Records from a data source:

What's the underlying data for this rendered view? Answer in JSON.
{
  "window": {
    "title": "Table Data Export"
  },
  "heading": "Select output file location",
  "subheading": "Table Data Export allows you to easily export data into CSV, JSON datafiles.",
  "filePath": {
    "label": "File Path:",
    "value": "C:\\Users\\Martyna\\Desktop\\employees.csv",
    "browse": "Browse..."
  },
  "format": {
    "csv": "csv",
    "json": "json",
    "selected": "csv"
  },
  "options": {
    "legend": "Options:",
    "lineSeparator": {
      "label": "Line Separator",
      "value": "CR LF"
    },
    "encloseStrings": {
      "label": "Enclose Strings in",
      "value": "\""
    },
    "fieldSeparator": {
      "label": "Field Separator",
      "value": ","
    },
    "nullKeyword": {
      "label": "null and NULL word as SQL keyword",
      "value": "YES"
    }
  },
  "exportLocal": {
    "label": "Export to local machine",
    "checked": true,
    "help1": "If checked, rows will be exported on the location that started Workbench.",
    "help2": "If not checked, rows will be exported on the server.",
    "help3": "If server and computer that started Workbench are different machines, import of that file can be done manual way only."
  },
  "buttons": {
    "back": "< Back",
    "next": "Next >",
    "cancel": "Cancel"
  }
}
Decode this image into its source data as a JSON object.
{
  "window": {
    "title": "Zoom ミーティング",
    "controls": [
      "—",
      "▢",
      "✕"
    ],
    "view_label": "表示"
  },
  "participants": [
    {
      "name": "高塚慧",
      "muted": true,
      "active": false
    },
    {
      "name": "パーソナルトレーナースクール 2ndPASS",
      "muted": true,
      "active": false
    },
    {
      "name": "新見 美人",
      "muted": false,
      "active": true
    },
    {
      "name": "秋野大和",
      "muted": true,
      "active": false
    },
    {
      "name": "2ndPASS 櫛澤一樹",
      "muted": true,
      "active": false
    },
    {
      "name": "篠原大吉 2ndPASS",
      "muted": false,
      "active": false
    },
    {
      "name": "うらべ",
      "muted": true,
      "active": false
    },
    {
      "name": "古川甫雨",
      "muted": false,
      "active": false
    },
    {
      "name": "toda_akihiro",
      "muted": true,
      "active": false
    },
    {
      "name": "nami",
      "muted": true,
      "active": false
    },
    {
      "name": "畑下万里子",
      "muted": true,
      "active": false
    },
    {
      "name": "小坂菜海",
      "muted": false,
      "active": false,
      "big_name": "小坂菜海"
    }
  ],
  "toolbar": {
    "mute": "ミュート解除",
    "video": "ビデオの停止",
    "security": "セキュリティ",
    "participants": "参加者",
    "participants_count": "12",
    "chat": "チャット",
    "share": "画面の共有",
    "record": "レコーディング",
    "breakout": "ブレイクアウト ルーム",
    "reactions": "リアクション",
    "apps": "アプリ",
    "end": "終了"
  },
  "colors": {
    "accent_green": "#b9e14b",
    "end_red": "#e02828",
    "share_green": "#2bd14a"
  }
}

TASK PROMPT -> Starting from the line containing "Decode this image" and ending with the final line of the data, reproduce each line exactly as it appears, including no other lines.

RESULT OF THIS EXERCISE ->
Decode this image into its source data as a JSON object.
{
  "window": {
    "title": "Zoom ミーティング",
    "controls": [
      "—",
      "▢",
      "✕"
    ],
    "view_label": "表示"
  },
  "participants": [
    {
      "name": "高塚慧",
      "muted": true,
      "active": false
    },
    {
      "name": "パーソナルトレーナースクール 2ndPASS",
      "muted": true,
      "active": false
    },
    {
      "name": "新見 美人",
      "muted": false,
      "active": true
    },
    {
      "name": "秋野大和",
      "muted": true,
      "active": false
    },
    {
      "name": "2ndPASS 櫛澤一樹",
      "muted": true,
      "active": false
    },
    {
      "name": "篠原大吉 2ndPASS",
      "muted": false,
      "active": false
    },
    {
      "name": "うらべ",
      "muted": true,
      "active": false
    },
    {
      "name": "古川甫雨",
      "muted": false,
      "active": false
    },
    {
      "name": "toda_akihiro",
      "muted": true,
      "active": false
    },
    {
      "name": "nami",
      "muted": true,
      "active": false
    },
    {
      "name": "畑下万里子",
      "muted": true,
      "active": false
    },
    {
      "name": "小坂菜海",
      "muted": false,
      "active": false,
      "big_name": "小坂菜海"
    }
  ],
  "toolbar": {
    "mute": "ミュート解除",
    "video": "ビデオの停止",
    "security": "セキュリティ",
    "participants": "参加者",
    "participants_count": "12",
    "chat": "チャット",
    "share": "画面の共有",
    "record": "レコーディング",
    "breakout": "ブレイクアウト ルーム",
    "reactions": "リアクション",
    "apps": "アプリ",
    "end": "終了"
  },
  "colors": {
    "accent_green": "#b9e14b",
    "end_red": "#e02828",
    "share_green": "#2bd14a"
  }
}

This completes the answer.